Maintaining optimal water hardness in a fish tank is essential for the health of your fish. Different species require specific ranges of water hardness for their well-being. For instance, soft water fish thrive in low mineral content, while hard water fish need a higher mineral concentration.
Regularly testing and using additives like calcium carbonate or dolomite can help keep the water hardness at the optimal level for your fish.
When striving for optimal water hardness, be sure to research the specific requirements of your fish species and adjust the tank conditions accordingly. Providing the appropriate water hardness is crucial for the overall well-being of your aquarium inhabitants.

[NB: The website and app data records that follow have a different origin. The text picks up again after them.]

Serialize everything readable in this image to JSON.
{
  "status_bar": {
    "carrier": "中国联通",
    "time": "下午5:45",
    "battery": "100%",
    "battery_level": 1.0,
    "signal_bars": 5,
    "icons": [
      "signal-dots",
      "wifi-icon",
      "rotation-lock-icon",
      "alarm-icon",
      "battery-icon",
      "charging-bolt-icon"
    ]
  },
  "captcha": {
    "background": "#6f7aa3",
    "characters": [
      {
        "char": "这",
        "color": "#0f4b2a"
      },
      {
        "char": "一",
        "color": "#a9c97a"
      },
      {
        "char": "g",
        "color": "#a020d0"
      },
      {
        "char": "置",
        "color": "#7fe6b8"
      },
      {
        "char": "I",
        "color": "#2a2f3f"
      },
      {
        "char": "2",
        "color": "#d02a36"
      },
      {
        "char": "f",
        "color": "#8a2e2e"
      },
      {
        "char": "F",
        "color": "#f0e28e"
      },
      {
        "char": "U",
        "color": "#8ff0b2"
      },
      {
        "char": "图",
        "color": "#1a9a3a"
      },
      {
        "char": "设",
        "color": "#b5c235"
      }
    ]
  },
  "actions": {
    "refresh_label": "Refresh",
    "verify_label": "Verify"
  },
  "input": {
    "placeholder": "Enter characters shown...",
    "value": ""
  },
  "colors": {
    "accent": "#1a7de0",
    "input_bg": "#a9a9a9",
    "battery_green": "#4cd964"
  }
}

Optimal Water Quality
Maintaining optimal water quality in a fish tank is essential for the health of aquatic life. This can be achieved by ensuring proper filtration, regular water changes, and balanced feeding to prevent waste buildup. It is also important to monitor levels of ammonia and nitrite to prevent toxicity. Using dechlorinated water at the appropriate temperature and maintaining suitable pH and hardness are also crucial. Regular testing and maintenance are necessary to sustain optimal water conditions for aquatic life.

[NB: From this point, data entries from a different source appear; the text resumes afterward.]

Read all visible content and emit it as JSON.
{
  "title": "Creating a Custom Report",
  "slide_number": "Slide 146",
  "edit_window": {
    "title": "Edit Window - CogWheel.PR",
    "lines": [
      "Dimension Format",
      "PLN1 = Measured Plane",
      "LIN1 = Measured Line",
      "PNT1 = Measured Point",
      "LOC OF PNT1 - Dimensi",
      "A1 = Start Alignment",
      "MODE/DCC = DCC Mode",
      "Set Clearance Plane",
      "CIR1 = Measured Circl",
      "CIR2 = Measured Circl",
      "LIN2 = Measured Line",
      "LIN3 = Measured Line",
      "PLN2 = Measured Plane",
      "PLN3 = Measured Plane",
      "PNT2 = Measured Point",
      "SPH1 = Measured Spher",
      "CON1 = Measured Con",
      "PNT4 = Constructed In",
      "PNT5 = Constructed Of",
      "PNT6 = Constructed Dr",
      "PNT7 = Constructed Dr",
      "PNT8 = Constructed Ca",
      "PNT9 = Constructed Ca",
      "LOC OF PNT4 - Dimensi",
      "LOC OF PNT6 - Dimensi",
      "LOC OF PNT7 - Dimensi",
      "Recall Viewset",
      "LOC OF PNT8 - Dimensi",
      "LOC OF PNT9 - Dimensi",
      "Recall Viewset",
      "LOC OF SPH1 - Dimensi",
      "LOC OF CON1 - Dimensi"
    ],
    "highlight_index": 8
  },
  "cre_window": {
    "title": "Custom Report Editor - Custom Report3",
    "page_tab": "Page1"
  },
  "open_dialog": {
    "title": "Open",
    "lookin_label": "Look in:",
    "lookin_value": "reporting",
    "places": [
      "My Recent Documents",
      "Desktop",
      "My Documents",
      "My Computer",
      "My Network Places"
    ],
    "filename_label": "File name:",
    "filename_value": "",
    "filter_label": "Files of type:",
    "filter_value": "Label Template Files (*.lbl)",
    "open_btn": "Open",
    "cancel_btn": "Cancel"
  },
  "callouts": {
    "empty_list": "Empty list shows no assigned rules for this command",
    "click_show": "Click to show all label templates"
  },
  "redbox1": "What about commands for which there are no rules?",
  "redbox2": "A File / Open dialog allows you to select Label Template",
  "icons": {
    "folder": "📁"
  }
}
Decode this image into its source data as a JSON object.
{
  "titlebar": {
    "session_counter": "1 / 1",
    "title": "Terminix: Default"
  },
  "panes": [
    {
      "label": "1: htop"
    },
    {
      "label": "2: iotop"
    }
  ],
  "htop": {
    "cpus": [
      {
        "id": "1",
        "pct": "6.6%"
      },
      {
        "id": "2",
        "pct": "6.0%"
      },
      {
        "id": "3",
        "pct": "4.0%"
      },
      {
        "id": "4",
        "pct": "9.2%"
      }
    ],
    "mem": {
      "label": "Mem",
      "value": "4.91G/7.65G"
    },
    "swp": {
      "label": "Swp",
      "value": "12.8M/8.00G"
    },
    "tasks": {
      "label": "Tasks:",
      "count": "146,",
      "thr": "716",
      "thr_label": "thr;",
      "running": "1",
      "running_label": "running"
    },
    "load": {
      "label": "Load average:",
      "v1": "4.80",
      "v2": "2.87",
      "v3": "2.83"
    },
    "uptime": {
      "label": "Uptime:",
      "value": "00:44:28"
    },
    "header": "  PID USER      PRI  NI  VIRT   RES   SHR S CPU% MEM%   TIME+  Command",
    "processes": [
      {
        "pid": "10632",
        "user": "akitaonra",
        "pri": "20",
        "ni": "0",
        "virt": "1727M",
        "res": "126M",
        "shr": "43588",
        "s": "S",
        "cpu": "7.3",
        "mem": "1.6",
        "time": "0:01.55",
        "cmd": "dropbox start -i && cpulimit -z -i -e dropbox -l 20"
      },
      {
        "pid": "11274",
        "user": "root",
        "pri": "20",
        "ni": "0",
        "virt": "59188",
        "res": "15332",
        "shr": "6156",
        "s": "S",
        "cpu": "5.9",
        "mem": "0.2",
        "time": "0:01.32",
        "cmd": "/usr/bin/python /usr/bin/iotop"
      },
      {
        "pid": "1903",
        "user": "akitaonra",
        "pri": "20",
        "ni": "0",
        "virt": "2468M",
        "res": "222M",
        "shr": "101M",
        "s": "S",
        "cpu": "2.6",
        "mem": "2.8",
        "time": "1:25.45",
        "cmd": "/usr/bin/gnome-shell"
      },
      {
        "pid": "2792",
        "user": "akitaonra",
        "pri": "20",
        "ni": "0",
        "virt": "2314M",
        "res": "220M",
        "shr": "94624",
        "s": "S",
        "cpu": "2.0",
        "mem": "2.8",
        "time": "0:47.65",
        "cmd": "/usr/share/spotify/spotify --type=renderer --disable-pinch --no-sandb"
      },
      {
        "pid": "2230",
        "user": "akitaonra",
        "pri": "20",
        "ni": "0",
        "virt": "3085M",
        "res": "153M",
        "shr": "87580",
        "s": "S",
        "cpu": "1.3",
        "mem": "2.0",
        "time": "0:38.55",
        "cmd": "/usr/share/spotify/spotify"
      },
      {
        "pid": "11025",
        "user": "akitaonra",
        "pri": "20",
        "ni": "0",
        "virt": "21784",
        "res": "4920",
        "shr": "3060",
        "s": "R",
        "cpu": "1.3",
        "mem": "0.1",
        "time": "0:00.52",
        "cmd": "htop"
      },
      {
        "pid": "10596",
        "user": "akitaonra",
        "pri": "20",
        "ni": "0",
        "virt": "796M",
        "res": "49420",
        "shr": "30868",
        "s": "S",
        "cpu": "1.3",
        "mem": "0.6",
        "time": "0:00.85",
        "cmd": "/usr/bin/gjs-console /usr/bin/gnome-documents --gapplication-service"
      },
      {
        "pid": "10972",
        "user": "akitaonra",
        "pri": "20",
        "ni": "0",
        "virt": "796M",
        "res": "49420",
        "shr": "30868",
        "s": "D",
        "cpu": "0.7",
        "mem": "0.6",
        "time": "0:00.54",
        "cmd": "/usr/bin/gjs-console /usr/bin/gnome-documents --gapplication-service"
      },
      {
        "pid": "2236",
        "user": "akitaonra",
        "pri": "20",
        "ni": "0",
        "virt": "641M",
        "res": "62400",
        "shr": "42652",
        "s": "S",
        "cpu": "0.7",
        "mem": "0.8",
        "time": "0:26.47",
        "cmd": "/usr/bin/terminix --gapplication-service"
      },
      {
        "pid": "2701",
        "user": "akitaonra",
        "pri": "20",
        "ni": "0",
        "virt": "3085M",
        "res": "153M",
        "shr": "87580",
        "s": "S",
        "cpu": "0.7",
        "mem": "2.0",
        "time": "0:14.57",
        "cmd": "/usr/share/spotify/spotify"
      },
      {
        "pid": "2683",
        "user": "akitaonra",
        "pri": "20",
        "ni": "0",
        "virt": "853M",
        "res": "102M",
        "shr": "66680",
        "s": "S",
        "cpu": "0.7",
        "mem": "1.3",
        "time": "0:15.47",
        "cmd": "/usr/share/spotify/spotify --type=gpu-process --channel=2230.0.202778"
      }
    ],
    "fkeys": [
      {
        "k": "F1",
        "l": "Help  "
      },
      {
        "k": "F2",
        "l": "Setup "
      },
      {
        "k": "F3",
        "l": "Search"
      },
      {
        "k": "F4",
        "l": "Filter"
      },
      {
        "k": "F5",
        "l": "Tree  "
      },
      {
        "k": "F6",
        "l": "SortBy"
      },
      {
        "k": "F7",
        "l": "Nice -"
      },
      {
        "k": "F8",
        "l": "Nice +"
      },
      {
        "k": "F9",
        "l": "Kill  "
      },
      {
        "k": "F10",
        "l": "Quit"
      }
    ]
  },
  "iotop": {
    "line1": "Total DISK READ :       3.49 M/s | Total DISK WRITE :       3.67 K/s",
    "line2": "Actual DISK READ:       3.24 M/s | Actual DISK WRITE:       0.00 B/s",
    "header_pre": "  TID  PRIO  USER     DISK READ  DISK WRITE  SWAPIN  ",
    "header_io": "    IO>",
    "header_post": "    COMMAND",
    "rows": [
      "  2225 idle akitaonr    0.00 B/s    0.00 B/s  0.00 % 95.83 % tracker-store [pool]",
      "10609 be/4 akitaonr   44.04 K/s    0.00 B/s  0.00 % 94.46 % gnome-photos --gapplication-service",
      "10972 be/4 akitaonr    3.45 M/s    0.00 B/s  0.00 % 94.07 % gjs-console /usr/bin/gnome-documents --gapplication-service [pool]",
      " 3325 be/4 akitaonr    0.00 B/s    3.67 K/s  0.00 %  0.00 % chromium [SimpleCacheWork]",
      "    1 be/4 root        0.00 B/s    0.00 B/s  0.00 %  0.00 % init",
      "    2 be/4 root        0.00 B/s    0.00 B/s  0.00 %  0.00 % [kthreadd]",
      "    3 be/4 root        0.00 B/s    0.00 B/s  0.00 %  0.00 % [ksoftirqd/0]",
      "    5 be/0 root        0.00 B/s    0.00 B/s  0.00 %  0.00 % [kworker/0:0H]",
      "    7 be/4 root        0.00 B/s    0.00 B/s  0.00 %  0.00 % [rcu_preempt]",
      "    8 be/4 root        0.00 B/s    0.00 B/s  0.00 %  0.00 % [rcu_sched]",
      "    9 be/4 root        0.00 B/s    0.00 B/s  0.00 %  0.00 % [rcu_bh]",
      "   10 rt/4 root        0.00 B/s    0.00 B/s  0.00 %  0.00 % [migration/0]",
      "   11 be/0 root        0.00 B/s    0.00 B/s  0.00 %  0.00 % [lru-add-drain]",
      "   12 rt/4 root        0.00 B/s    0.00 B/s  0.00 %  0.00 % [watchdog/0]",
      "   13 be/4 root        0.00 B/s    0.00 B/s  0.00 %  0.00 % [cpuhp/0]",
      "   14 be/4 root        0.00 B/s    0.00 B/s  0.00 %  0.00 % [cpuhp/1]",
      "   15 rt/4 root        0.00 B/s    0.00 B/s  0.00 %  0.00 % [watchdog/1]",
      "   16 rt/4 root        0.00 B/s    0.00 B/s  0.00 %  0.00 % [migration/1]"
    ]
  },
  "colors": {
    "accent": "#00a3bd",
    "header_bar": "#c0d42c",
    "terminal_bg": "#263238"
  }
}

Regular Testing and Maintenance
- Regular testing: Utilize liquid test kits to monitor pH levels on a weekly basis.
- Maintenance: Clean the substrate and decorations regularly to prevent fluctuations in pH levels.
- Water changes: Replace 10-15% of the tank water every week.

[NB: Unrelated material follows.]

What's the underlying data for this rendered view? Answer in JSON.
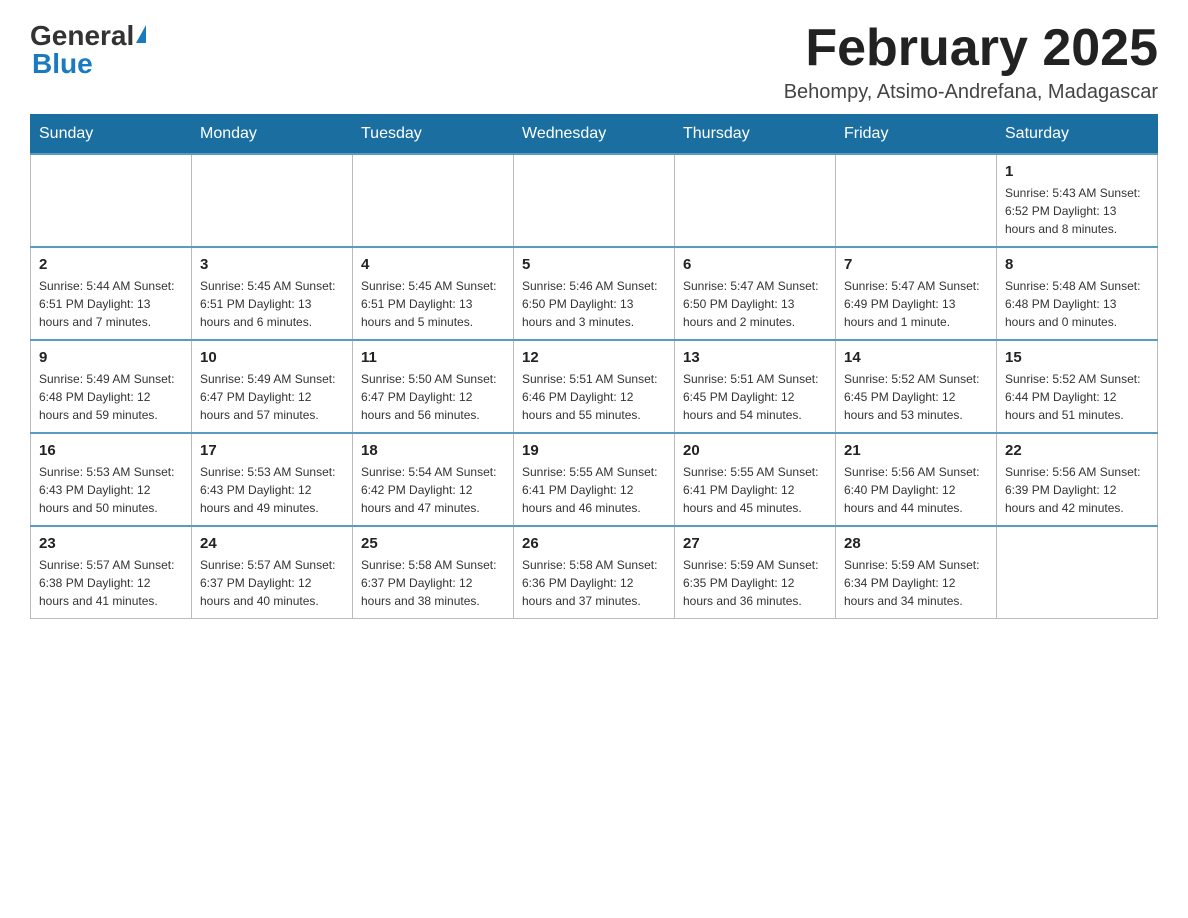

- Adjustments: If necessary, make gradual adjustments to pH levels using appropriate products.
Monitoring for Changes
- Regular Testing: Use aquarium test kits to monitor pH levels weekly.
- Observation: Watch for changes in fish behavior, such as gasping at the water surface.
- Record Keeping: Maintain a log of pH levels and any changes in the tank.
- Water Changes: Perform regular water changes and test pH after each change.
To summarize, maintaining a proper pH level in a fish tank can be achieved through natural methods like adding driftwood or peat moss, utilizing commercial products such as pH decreasers or buffers, and ensuring adequate aeration and filtration. It is important to regularly monitor pH levels and make gradual adjustments to maintain a stable and healthy environment for fish.
Frequently Asked Questions
How can I lower the pH in my fish tank?
There are several possible ways to lower pH in your fish tank, including using natural methods like peat moss, driftwood, and catappa leaves, as well as using store-bought chemicals, carbon dioxide reactors, and reverse osmosis.
Can I use chocolate gourami in my tank with a higher pH level?
Chocolate gourami are sensitive species and require a lower pH level. It is recommended to use natural methods to lower the pH in your tank to the recommended level for chocolate gourami.
Is it safe to use carbon filters to lower pH in my fish tank?
Carbon filters are effective in removing harmful substances like chlorine and nitrates, but they may not be enough to significantly lower pH levels. It is recommended to use other methods such as natural methods or chemical additives specifically designed for aquariums.
Can I use soda cichlids in my tank with hard tap water?
Soda cichlids prefer softer water with lower carbonate hardness. It is recommended to use a reverse osmosis filter to purify your tap water and lower the carbonate hardness to create a suitable environment for soda cichlids.
How often should I test the pH level in my fish tank?
It is important to regularly test the pH level in your fish tank, especially when making changes to lower the pH. It is recommended to test at least once a week using a pH meter, pH strips, or paper pH indicator strips.
Are store-bought chemicals safe to use to lower pH in my fish tank?
Store-bought chemicals can be effective in lowering pH levels, but they can also drastically change pH levels and stress fish. It is important to carefully follow dosage instructions and consider the potential effects on other tank inhabitants before using them. Using natural methods is generally recommended over using store-bought chemicals.